The Thai community in New Zealand is celebrating the safe rescue of 12 boys and their football coach after they were stuck in a Thai cave for 18 days.
President of the NZ Thai Society, Songvut Manoonpong, said the community were all very glad the group had been safely rescued.
"A lot of Thai people, even in New Zealand, were talking about this and there was a lot of help offered from around the world," he said.
"We are all really relieved and happy that they all came out. Now they are all celebrities, along with the rescue team."
Manoonpong said he was very impressed by the efforts of the rescuers.
"It was not easy. I checked the plan of the cave and it was not an easy task and was really risky."
He said the Auckland Thai community would be holding a celebration of the happy ending tomorrow.
"We will be gathering together to have chanting and prays for all of them. We will even be praying for the one person who lost their life from the Navy Seals."
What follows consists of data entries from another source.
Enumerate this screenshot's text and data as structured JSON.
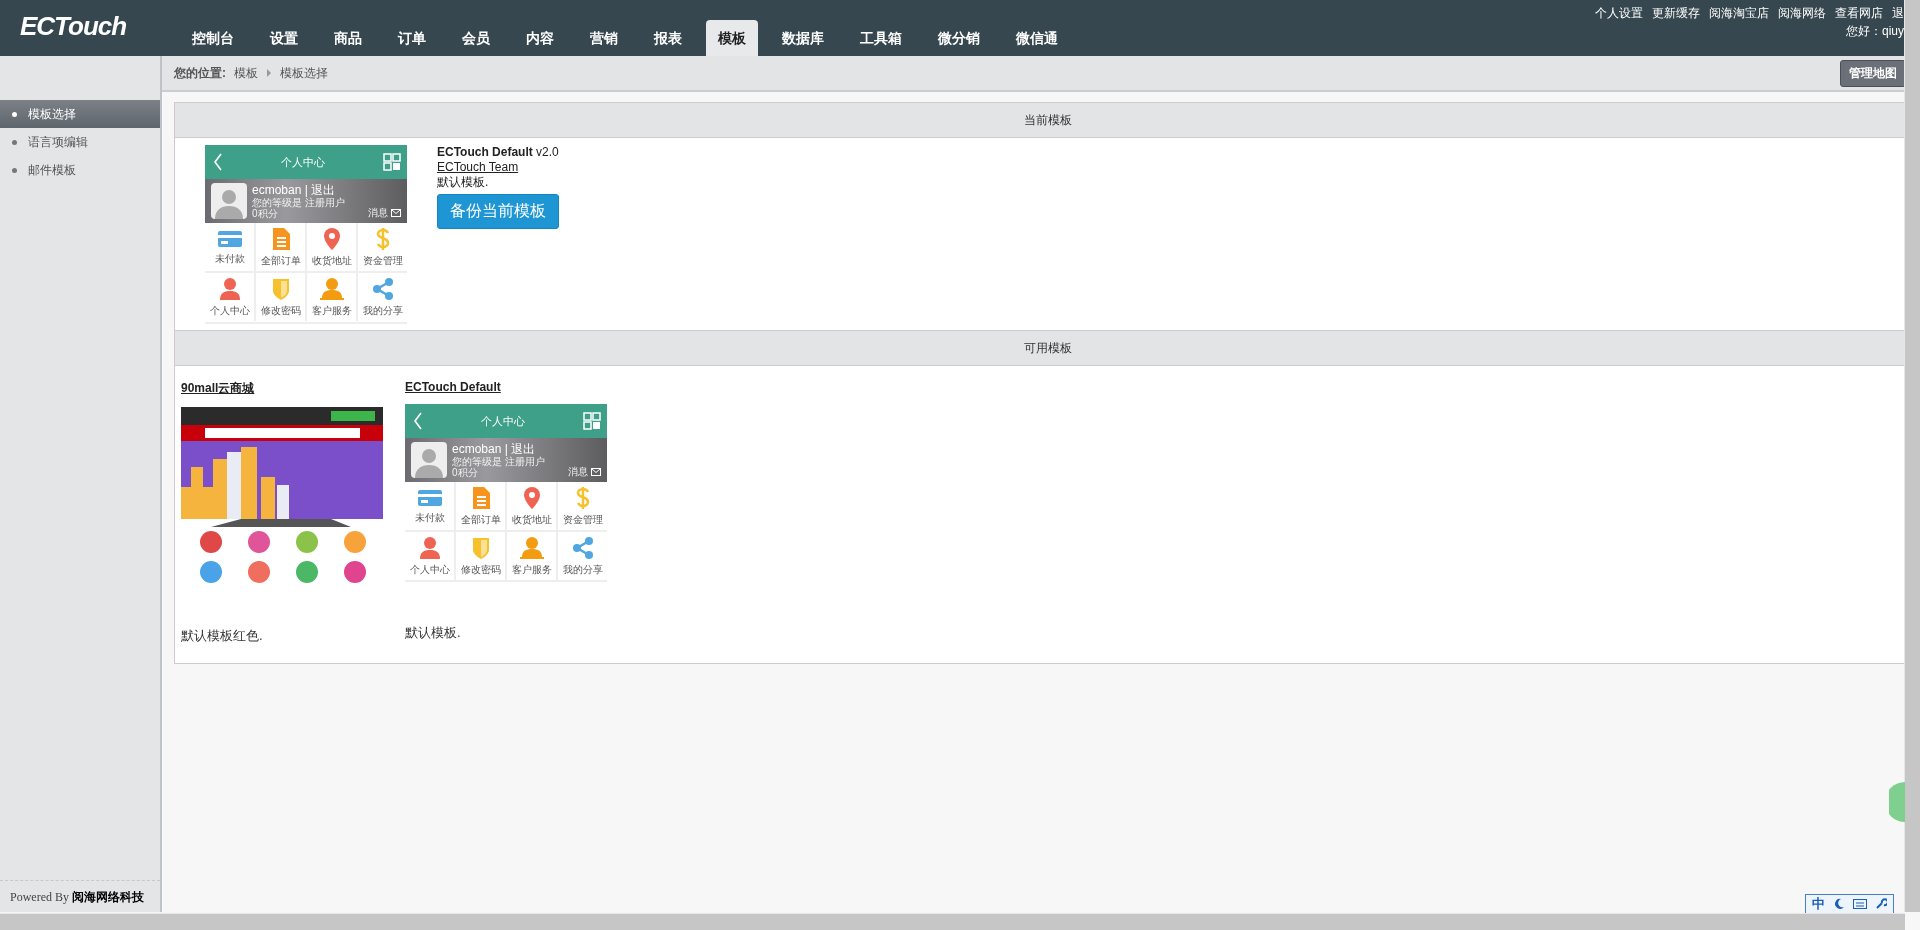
{
  "header": {
    "logo": "ECTouch",
    "nav": [
      {
        "label": "控制台",
        "selected": false
      },
      {
        "label": "设置",
        "selected": false
      },
      {
        "label": "商品",
        "selected": false
      },
      {
        "label": "订单",
        "selected": false
      },
      {
        "label": "会员",
        "selected": false
      },
      {
        "label": "内容",
        "selected": false
      },
      {
        "label": "营销",
        "selected": false
      },
      {
        "label": "报表",
        "selected": false
      },
      {
        "label": "模板",
        "selected": true
      },
      {
        "label": "数据库",
        "selected": false
      },
      {
        "label": "工具箱",
        "selected": false
      },
      {
        "label": "微分销",
        "selected": false
      },
      {
        "label": "微信通",
        "selected": false
      }
    ],
    "links": [
      "个人设置",
      "更新缓存",
      "阅海淘宝店",
      "阅海网络",
      "查看网店",
      "退"
    ],
    "greeting": "您好：qiuy"
  },
  "breadcrumb": {
    "label": "您的位置:",
    "items": [
      "模板",
      "模板选择"
    ],
    "button": "管理地图"
  },
  "sidebar": {
    "items": [
      {
        "label": "模板选择",
        "selected": true
      },
      {
        "label": "语言项编辑",
        "selected": false
      },
      {
        "label": "邮件模板",
        "selected": false
      }
    ],
    "footer_prefix": "Powered By",
    "footer_brand": "阅海网络科技"
  },
  "current": {
    "heading": "当前模板",
    "preview": {
      "title": "个人中心",
      "user": "ecmoban | 退出",
      "level": "您的等级是 注册用户",
      "points": "0积分",
      "message": "消息",
      "grid": [
        {
          "kind": "card",
          "label": "未付款"
        },
        {
          "kind": "doc",
          "label": "全部订单"
        },
        {
          "kind": "pin",
          "label": "收货地址"
        },
        {
          "kind": "dollar",
          "label": "资金管理"
        },
        {
          "kind": "person",
          "label": "个人中心"
        },
        {
          "kind": "shield",
          "label": "修改密码"
        },
        {
          "kind": "agent",
          "label": "客户服务"
        },
        {
          "kind": "share",
          "label": "我的分享"
        }
      ]
    },
    "name": "ECTouch Default",
    "version": "v2.0",
    "author": "ECTouch Team",
    "description": "默认模板.",
    "button": "备份当前模板"
  },
  "available": {
    "heading": "可用模板",
    "templates": [
      {
        "name": "90mall云商城",
        "description": "默认模板红色."
      },
      {
        "name": "ECTouch Default",
        "preview": {
          "kind": "mockup",
          "title": "个人中心",
          "user": "ecmoban | 退出",
          "level": "您的等级是 注册用户",
          "points": "0积分",
          "message": "消息",
          "grid": [
            {
              "kind": "card",
              "label": "未付款"
            },
            {
              "kind": "doc",
              "label": "全部订单"
            },
            {
              "kind": "pin",
              "label": "收货地址"
            },
            {
              "kind": "dollar",
              "label": "资金管理"
            },
            {
              "kind": "person",
              "label": "个人中心"
            },
            {
              "kind": "shield",
              "label": "修改密码"
            },
            {
              "kind": "agent",
              "label": "客户服务"
            },
            {
              "kind": "share",
              "label": "我的分享"
            }
          ]
        },
        "description": "默认模板."
      }
    ]
  },
  "ime_bar": {
    "mode": "中"
  }
}
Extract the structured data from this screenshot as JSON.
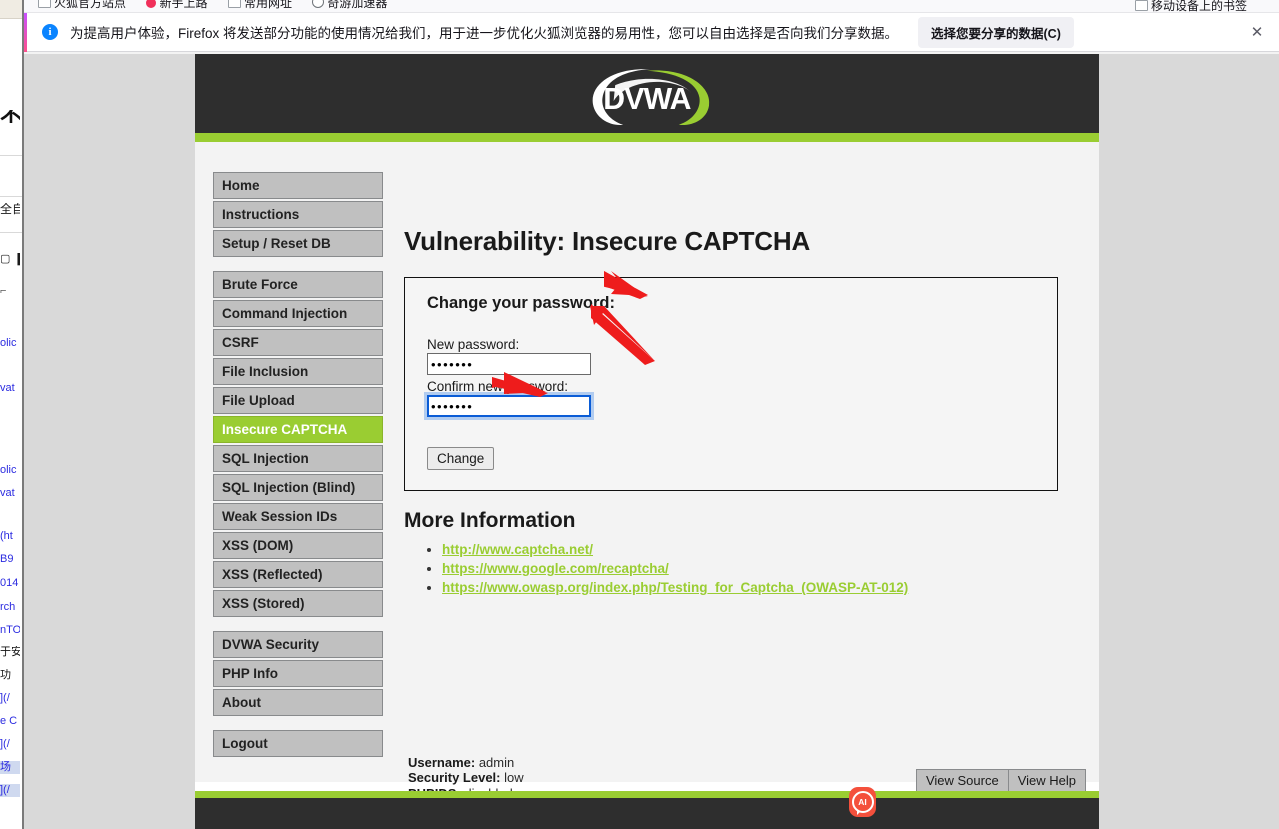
{
  "browser": {
    "bookmarks": [
      {
        "label": "火狐官方站点",
        "icon": "page-icon"
      },
      {
        "label": "新手上路",
        "icon": "red-dot-icon"
      },
      {
        "label": "常用网址",
        "icon": "page-icon"
      },
      {
        "label": "奇游加速器",
        "icon": "globe-icon"
      }
    ],
    "bookmarks_right": {
      "label": "移动设备上的书签",
      "icon": "page-icon"
    },
    "notification": {
      "icon": "info-icon",
      "text": "为提高用户体验，Firefox 将发送部分功能的使用情况给我们，用于进一步优化火狐浏览器的易用性，您可以自由选择是否向我们分享数据。",
      "button_label": "选择您要分享的数据(C)",
      "close_icon": "close-icon"
    }
  },
  "background_window": {
    "tab_label": "不",
    "fragments": [
      "全自",
      "olic",
      "vat",
      "olic",
      "vat",
      "(ht",
      "B9",
      "014",
      "rch",
      "nTO",
      "于安",
      "功",
      "](/",
      "e C",
      "](/",
      "场",
      "](/"
    ]
  },
  "site": {
    "logo_text": "DVWA",
    "accent_green": "#9acd32",
    "header_bg": "#2e2e2e"
  },
  "sidebar": {
    "groups": [
      {
        "items": [
          {
            "label": "Home",
            "active": false
          },
          {
            "label": "Instructions",
            "active": false
          },
          {
            "label": "Setup / Reset DB",
            "active": false
          }
        ]
      },
      {
        "items": [
          {
            "label": "Brute Force",
            "active": false
          },
          {
            "label": "Command Injection",
            "active": false
          },
          {
            "label": "CSRF",
            "active": false
          },
          {
            "label": "File Inclusion",
            "active": false
          },
          {
            "label": "File Upload",
            "active": false
          },
          {
            "label": "Insecure CAPTCHA",
            "active": true
          },
          {
            "label": "SQL Injection",
            "active": false
          },
          {
            "label": "SQL Injection (Blind)",
            "active": false
          },
          {
            "label": "Weak Session IDs",
            "active": false
          },
          {
            "label": "XSS (DOM)",
            "active": false
          },
          {
            "label": "XSS (Reflected)",
            "active": false
          },
          {
            "label": "XSS (Stored)",
            "active": false
          }
        ]
      },
      {
        "items": [
          {
            "label": "DVWA Security",
            "active": false
          },
          {
            "label": "PHP Info",
            "active": false
          },
          {
            "label": "About",
            "active": false
          }
        ]
      },
      {
        "items": [
          {
            "label": "Logout",
            "active": false
          }
        ]
      }
    ]
  },
  "main": {
    "page_title": "Vulnerability: Insecure CAPTCHA",
    "form": {
      "heading": "Change your password:",
      "new_password": {
        "label": "New password:",
        "value": "•••••••",
        "placeholder": ""
      },
      "confirm_password": {
        "label": "Confirm new password:",
        "value": "•••••••",
        "placeholder": ""
      },
      "submit_label": "Change"
    },
    "more_information": {
      "heading": "More Information",
      "links": [
        "http://www.captcha.net/",
        "https://www.google.com/recaptcha/",
        "https://www.owasp.org/index.php/Testing_for_Captcha_(OWASP-AT-012)"
      ]
    }
  },
  "footer": {
    "username_label": "Username:",
    "username_value": "admin",
    "security_label": "Security Level:",
    "security_value": "low",
    "phpids_label": "PHPIDS:",
    "phpids_value": "disabled",
    "view_source_label": "View Source",
    "view_help_label": "View Help"
  },
  "overlay": {
    "ai_button_label": "AI"
  }
}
He expected about 30-40 people to attend the celebration at Watyarnprateep Buddhist Temple in Kelston, which would begin at 10am.
He said the Thai community had also prayed for the group throughout the weeks they were stuck inside the cave.
"They are very lucky that they could survive and were strong. It is a very happy ending and everyone is pleased that they are all safe."
Manoonpong said the Thai community were very thankful for all the support and help that was sent from around the world.
The extraordinary effort to rescue the boys ended in success last night when the last of the trapped group emerged from the cave.
Rescuers spent about eight hours in the cave complex guiding the boys to safety on the third day of operations.
The last group was underground for 18 days after the rescue attempts began two days earlier.
The group was discovered in the flooded cave on July 2, 10 days after they went missing.
They were trapped in the Tham Luan Nang Non cave that became flooded by monsoon rains while they were exploring it after a football practice on June 23.
Because of the risk of infection, the boys - aged 12 to 16 - and their 25-year-old coach will now be isolated in hospital for about a week.
Some of the boys possibly have lung infections but all have been reported to be "healthy and smiling".
Family members are currently only allowed access to the children through a glass isolation barrier, but if medical tests show no dangers they may be allowed access in a couple of days.